* [The task]
Repeat the entire listing exactly as written.

* [The data]
"""
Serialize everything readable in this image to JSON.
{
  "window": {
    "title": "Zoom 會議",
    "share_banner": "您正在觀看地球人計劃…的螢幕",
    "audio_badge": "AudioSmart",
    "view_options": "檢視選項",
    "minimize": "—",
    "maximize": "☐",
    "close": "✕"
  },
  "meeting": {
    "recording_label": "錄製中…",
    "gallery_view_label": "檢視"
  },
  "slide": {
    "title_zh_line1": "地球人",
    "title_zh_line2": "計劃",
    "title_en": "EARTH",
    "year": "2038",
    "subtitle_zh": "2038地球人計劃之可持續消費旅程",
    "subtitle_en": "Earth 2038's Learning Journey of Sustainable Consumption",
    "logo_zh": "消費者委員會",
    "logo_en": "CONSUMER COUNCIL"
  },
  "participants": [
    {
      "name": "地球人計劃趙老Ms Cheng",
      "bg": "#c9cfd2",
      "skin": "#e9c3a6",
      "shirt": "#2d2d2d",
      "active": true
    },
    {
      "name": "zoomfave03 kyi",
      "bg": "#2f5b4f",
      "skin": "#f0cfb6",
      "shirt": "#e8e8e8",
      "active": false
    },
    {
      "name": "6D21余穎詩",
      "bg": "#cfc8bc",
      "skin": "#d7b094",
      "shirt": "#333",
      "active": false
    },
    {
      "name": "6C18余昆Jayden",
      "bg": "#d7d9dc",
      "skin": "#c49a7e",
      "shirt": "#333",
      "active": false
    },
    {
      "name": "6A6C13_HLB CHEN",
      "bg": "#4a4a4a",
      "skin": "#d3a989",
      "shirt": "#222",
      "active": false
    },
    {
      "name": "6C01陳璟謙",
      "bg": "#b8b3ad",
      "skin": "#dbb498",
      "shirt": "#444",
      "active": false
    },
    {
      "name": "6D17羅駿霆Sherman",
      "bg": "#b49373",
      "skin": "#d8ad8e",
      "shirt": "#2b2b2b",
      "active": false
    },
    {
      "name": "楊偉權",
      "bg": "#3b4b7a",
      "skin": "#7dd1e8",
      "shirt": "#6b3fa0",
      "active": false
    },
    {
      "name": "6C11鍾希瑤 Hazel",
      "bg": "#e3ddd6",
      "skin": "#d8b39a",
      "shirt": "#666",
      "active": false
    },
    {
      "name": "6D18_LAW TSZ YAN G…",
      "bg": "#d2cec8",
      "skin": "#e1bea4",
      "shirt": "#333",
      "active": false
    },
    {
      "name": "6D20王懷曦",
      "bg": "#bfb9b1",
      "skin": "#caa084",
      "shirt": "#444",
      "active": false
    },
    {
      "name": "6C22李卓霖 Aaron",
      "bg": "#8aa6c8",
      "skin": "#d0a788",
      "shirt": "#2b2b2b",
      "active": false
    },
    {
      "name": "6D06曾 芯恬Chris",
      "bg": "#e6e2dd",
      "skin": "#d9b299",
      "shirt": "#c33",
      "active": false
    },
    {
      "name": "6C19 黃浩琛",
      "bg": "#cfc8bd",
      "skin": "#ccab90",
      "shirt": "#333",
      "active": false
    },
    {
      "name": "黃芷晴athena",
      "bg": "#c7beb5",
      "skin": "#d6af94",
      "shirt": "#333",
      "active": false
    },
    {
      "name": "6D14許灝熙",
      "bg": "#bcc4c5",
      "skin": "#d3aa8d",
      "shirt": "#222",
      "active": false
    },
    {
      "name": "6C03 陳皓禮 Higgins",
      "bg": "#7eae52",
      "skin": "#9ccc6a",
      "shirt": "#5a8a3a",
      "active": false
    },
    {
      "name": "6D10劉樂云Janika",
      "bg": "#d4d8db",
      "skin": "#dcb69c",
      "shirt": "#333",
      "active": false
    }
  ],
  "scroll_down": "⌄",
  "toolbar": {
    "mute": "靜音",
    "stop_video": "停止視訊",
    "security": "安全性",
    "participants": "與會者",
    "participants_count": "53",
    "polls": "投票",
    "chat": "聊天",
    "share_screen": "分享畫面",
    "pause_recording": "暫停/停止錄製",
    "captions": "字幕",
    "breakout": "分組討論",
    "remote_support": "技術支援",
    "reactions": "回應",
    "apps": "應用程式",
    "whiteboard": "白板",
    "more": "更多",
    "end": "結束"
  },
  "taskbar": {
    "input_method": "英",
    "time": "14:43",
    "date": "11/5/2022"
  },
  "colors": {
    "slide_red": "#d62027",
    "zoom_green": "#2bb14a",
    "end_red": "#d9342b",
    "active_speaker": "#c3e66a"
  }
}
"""
* [Reply to the task]
Serialize everything readable in this image to JSON.
{
  "window": {
    "title": "Zoom 會議",
    "share_banner": "您正在觀看地球人計劃…的螢幕",
    "audio_badge": "AudioSmart",
    "view_options": "檢視選項",
    "minimize": "—",
    "maximize": "☐",
    "close": "✕"
  },
  "meeting": {
    "recording_label": "錄製中…",
    "gallery_view_label": "檢視"
  },
  "slide": {
    "title_zh_line1": "地球人",
    "title_zh_line2": "計劃",
    "title_en": "EARTH",
    "year": "2038",
    "subtitle_zh": "2038地球人計劃之可持續消費旅程",
    "subtitle_en": "Earth 2038's Learning Journey of Sustainable Consumption",
    "logo_zh": "消費者委員會",
    "logo_en": "CONSUMER COUNCIL"
  },
  "participants": [
    {
      "name": "地球人計劃趙老Ms Cheng",
      "bg": "#c9cfd2",
      "skin": "#e9c3a6",
      "shirt": "#2d2d2d",
      "active": true
    },
    {
      "name": "zoomfave03 kyi",
      "bg": "#2f5b4f",
      "skin": "#f0cfb6",
      "shirt": "#e8e8e8",
      "active": false
    },
    {
      "name": "6D21余穎詩",
      "bg": "#cfc8bc",
      "skin": "#d7b094",
      "shirt": "#333",
      "active": false
    },
    {
      "name": "6C18余昆Jayden",
      "bg": "#d7d9dc",
      "skin": "#c49a7e",
      "shirt": "#333",
      "active": false
    },
    {
      "name": "6A6C13_HLB CHEN",
      "bg": "#4a4a4a",
      "skin": "#d3a989",
      "shirt": "#222",
      "active": false
    },
    {
      "name": "6C01陳璟謙",
      "bg": "#b8b3ad",
      "skin": "#dbb498",
      "shirt": "#444",
      "active": false
    },
    {
      "name": "6D17羅駿霆Sherman",
      "bg": "#b49373",
      "skin": "#d8ad8e",
      "shirt": "#2b2b2b",
      "active": false
    },
    {
      "name": "楊偉權",
      "bg": "#3b4b7a",
      "skin": "#7dd1e8",
      "shirt": "#6b3fa0",
      "active": false
    },
    {
      "name": "6C11鍾希瑤 Hazel",
      "bg": "#e3ddd6",
      "skin": "#d8b39a",
      "shirt": "#666",
      "active": false
    },
    {
      "name": "6D18_LAW TSZ YAN G…",
      "bg": "#d2cec8",
      "skin": "#e1bea4",
      "shirt": "#333",
      "active": false
    },
    {
      "name": "6D20王懷曦",
      "bg": "#bfb9b1",
      "skin": "#caa084",
      "shirt": "#444",
      "active": false
    },
    {
      "name": "6C22李卓霖 Aaron",
      "bg": "#8aa6c8",
      "skin": "#d0a788",
      "shirt": "#2b2b2b",
      "active": false
    },
    {
      "name": "6D06曾 芯恬Chris",
      "bg": "#e6e2dd",
      "skin": "#d9b299",
      "shirt": "#c33",
      "active": false
    },
    {
      "name": "6C19 黃浩琛",
      "bg": "#cfc8bd",
      "skin": "#ccab90",
      "shirt": "#333",
      "active": false
    },
    {
      "name": "黃芷晴athena",
      "bg": "#c7beb5",
      "skin": "#d6af94",
      "shirt": "#333",
      "active": false
    },
    {
      "name": "6D14許灝熙",
      "bg": "#bcc4c5",
      "skin": "#d3aa8d",
      "shirt": "#222",
      "active": false
    },
    {
      "name": "6C03 陳皓禮 Higgins",
      "bg": "#7eae52",
      "skin": "#9ccc6a",
      "shirt": "#5a8a3a",
      "active": false
    },
    {
      "name": "6D10劉樂云Janika",
      "bg": "#d4d8db",
      "skin": "#dcb69c",
      "shirt": "#333",
      "active": false
    }
  ],
  "scroll_down": "⌄",
  "toolbar": {
    "mute": "靜音",
    "stop_video": "停止視訊",
    "security": "安全性",
    "participants": "與會者",
    "participants_count": "53",
    "polls": "投票",
    "chat": "聊天",
    "share_screen": "分享畫面",
    "pause_recording": "暫停/停止錄製",
    "captions": "字幕",
    "breakout": "分組討論",
    "remote_support": "技術支援",
    "reactions": "回應",
    "apps": "應用程式",
    "whiteboard": "白板",
    "more": "更多",
    "end": "結束"
  },
  "taskbar": {
    "input_method": "英",
    "time": "14:43",
    "date": "11/5/2022"
  },
  "colors": {
    "slide_red": "#d62027",
    "zoom_green": "#2bb14a",
    "end_red": "#d9342b",
    "active_speaker": "#c3e66a"
  }
}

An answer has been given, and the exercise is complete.